— EXERCISE BRIEF —
Copy the records below exactly as they appear.

[[ WORKING DATA, beginning ]]

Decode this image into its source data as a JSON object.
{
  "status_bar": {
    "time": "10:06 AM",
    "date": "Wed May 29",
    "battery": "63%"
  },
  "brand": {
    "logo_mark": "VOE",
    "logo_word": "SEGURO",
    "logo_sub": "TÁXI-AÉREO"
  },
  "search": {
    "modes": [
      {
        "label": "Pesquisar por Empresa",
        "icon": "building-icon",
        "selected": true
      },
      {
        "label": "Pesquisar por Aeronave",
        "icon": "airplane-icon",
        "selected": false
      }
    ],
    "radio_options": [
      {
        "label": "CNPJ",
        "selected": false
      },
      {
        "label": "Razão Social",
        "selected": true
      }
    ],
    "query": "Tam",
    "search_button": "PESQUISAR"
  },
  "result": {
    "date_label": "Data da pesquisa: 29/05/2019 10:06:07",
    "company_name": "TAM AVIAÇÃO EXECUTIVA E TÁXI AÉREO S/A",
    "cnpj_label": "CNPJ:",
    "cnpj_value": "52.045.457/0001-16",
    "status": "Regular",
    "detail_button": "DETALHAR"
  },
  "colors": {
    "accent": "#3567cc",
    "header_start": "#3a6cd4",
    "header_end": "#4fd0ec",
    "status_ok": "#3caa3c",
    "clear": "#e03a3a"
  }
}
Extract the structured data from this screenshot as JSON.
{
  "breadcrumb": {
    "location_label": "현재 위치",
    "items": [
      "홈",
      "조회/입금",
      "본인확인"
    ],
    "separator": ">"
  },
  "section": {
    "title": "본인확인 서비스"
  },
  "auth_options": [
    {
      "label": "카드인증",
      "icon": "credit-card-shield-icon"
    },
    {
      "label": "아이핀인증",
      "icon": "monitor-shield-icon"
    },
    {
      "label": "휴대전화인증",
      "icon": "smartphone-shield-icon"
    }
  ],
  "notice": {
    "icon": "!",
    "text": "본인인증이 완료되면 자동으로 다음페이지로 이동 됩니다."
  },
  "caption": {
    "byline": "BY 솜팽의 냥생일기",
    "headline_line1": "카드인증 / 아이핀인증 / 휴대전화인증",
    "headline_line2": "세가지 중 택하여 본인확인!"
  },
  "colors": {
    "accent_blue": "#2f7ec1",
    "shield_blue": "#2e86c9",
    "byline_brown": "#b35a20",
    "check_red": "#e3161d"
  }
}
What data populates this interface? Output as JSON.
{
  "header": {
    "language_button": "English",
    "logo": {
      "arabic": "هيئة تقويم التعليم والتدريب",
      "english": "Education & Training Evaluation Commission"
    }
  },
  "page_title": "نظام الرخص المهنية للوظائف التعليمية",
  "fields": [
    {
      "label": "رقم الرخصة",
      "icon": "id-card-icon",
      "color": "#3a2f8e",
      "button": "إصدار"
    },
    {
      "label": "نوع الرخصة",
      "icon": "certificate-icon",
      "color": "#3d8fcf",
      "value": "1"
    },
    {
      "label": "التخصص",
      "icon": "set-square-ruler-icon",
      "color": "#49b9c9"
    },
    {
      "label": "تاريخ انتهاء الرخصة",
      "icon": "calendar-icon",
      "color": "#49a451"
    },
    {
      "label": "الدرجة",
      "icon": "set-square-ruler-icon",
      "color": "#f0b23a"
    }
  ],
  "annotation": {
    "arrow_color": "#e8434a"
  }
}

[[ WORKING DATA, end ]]

— ANSWER TO THE PROBLEM —
Decode this image into its source data as a JSON object.
{
  "status_bar": {
    "time": "10:06 AM",
    "date": "Wed May 29",
    "battery": "63%"
  },
  "brand": {
    "logo_mark": "VOE",
    "logo_word": "SEGURO",
    "logo_sub": "TÁXI-AÉREO"
  },
  "search": {
    "modes": [
      {
        "label": "Pesquisar por Empresa",
        "icon": "building-icon",
        "selected": true
      },
      {
        "label": "Pesquisar por Aeronave",
        "icon": "airplane-icon",
        "selected": false
      }
    ],
    "radio_options": [
      {
        "label": "CNPJ",
        "selected": false
      },
      {
        "label": "Razão Social",
        "selected": true
      }
    ],
    "query": "Tam",
    "search_button": "PESQUISAR"
  },
  "result": {
    "date_label": "Data da pesquisa: 29/05/2019 10:06:07",
    "company_name": "TAM AVIAÇÃO EXECUTIVA E TÁXI AÉREO S/A",
    "cnpj_label": "CNPJ:",
    "cnpj_value": "52.045.457/0001-16",
    "status": "Regular",
    "detail_button": "DETALHAR"
  },
  "colors": {
    "accent": "#3567cc",
    "header_start": "#3a6cd4",
    "header_end": "#4fd0ec",
    "status_ok": "#3caa3c",
    "clear": "#e03a3a"
  }
}
Extract the structured data from this screenshot as JSON.
{
  "breadcrumb": {
    "location_label": "현재 위치",
    "items": [
      "홈",
      "조회/입금",
      "본인확인"
    ],
    "separator": ">"
  },
  "section": {
    "title": "본인확인 서비스"
  },
  "auth_options": [
    {
      "label": "카드인증",
      "icon": "credit-card-shield-icon"
    },
    {
      "label": "아이핀인증",
      "icon": "monitor-shield-icon"
    },
    {
      "label": "휴대전화인증",
      "icon": "smartphone-shield-icon"
    }
  ],
  "notice": {
    "icon": "!",
    "text": "본인인증이 완료되면 자동으로 다음페이지로 이동 됩니다."
  },
  "caption": {
    "byline": "BY 솜팽의 냥생일기",
    "headline_line1": "카드인증 / 아이핀인증 / 휴대전화인증",
    "headline_line2": "세가지 중 택하여 본인확인!"
  },
  "colors": {
    "accent_blue": "#2f7ec1",
    "shield_blue": "#2e86c9",
    "byline_brown": "#b35a20",
    "check_red": "#e3161d"
  }
}
What data populates this interface? Output as JSON.
{
  "header": {
    "language_button": "English",
    "logo": {
      "arabic": "هيئة تقويم التعليم والتدريب",
      "english": "Education & Training Evaluation Commission"
    }
  },
  "page_title": "نظام الرخص المهنية للوظائف التعليمية",
  "fields": [
    {
      "label": "رقم الرخصة",
      "icon": "id-card-icon",
      "color": "#3a2f8e",
      "button": "إصدار"
    },
    {
      "label": "نوع الرخصة",
      "icon": "certificate-icon",
      "color": "#3d8fcf",
      "value": "1"
    },
    {
      "label": "التخصص",
      "icon": "set-square-ruler-icon",
      "color": "#49b9c9"
    },
    {
      "label": "تاريخ انتهاء الرخصة",
      "icon": "calendar-icon",
      "color": "#49a451"
    },
    {
      "label": "الدرجة",
      "icon": "set-square-ruler-icon",
      "color": "#f0b23a"
    }
  ],
  "annotation": {
    "arrow_color": "#e8434a"
  }
}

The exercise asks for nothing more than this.